Every holiday season it seems I get asked to comment on the same questions, which have become urban legends. So here are the top 5 holiday health myths revealed:
Are poinsettia plants are toxic? The answer is a resounding no! Every year kids or pets are rushed in to their respective ERs or countless calls come into Poison Control Centers around the country for ingestion of some part of the popular holiday plant. However, according to the American Association of Poison Control Centers, a study released in 2000 found that out of nearly 23,000 poinsettia exposures reported to poison control centers nationwide, there was essentially no significant toxicity of any kind. Even prior animal studies found no toxicity in rats.

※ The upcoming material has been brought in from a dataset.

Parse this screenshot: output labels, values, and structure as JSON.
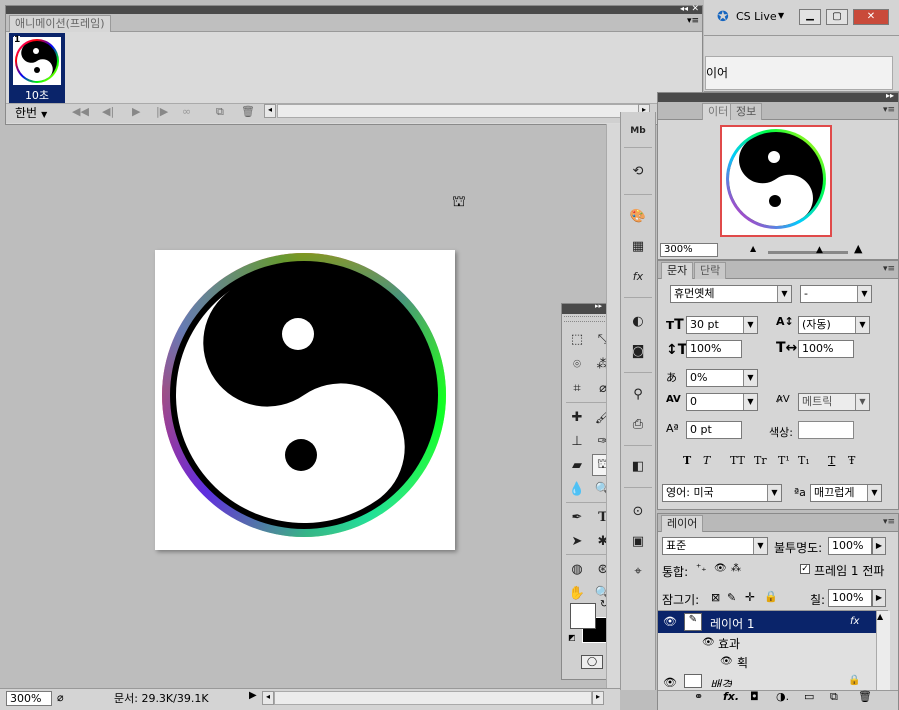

Do the number of suicides go up during the holidays? No this is just a common a myth. It is true that for some people all this holiday cheer just magnifies feelings of loneliness because of loss of loved ones or feelings of stress from too high expectations that inevitability lead to disappointments. There are also those people who have seasonal affective disorder (SAD) where decreased sunlight in winter months triggers chemicals in the brain to cause depression. And of course there are even those who joke that spending too much time with their families during the holidays, makes them feel suicidal. However, in actuality according to the CDC and the National Center for Health Statistics suicide rates don’t spike in the winter months, in fact they actually drop slightly. There is some speculation that being with friends and family during this time of the year actually acts as support system.
Does sugar makes my child hyper? If anything, sugar should have a calming effect. That’s because foods high in carbohydrates, including sugar, temporarily produce a high concentration of the neurotransmitter serotonin. Serotonin is the biochemical messengers of the brain that has soothing anti-anxiety effects. Even studies done on children with attention deficit disorder did not find increased or hyper-activity after sugar consumption. Any wildness you think your child may have from a “sugar buzz’ is probably more from the excitement Christmas rather than the Christmas cookie itself. The two legitimate complaints against sugar are that it can cause tooth decay and it takes the place of more nutritious foods in the diet and with our obesity epidemic it’s wise to teach your children moderation when it comes to sweets.
Do you lose all your body heat from your head? It’s why your mother always made you wear a hat when you went outside in the winter. But this urban legend probably has its origins based on Arctic experiments conducted by the United States military in the 1950s. Volunteers in those trials donned survival suits (no hats) and were tested for their tolerance for exposure to extremely cold temperatures. Today’s researchers assert that the only reason the volunteers in those experiment lost so much heat through their heads is that their heads were their only body part exposed in these experiments. They also assert that, although our head and chest are particularly sensitive to temperature changes, no single body part loses more heat than others. New studies find only about 10% of the body’s heat escapes from an uncovered head, much lower than the 40% to 80% claimed by the army in their original survival manual.
Does eating late at night make you fat? While some studies show those who skip breakfast are heavier it is probably not that they are eating later in the day but the fact they are overeating later in the day. Researchers carried out experiments on female monkeys found no link between when the animals ate and whether or not they put on weight. For the monkeys and for us, it really boils down to calories taken in versus calories burned. However beware; late-night eating can lead to extra pounds, but it’s not because of the time of day. It’s because eating late at night is likely to involve alcohol and socializing, two factors that often lead us to over-eat! So as long as our overall calorie intake is in line with our needs, eating a light meal even with a beer or glass of wine to wind down late at night, after the theater should be fine.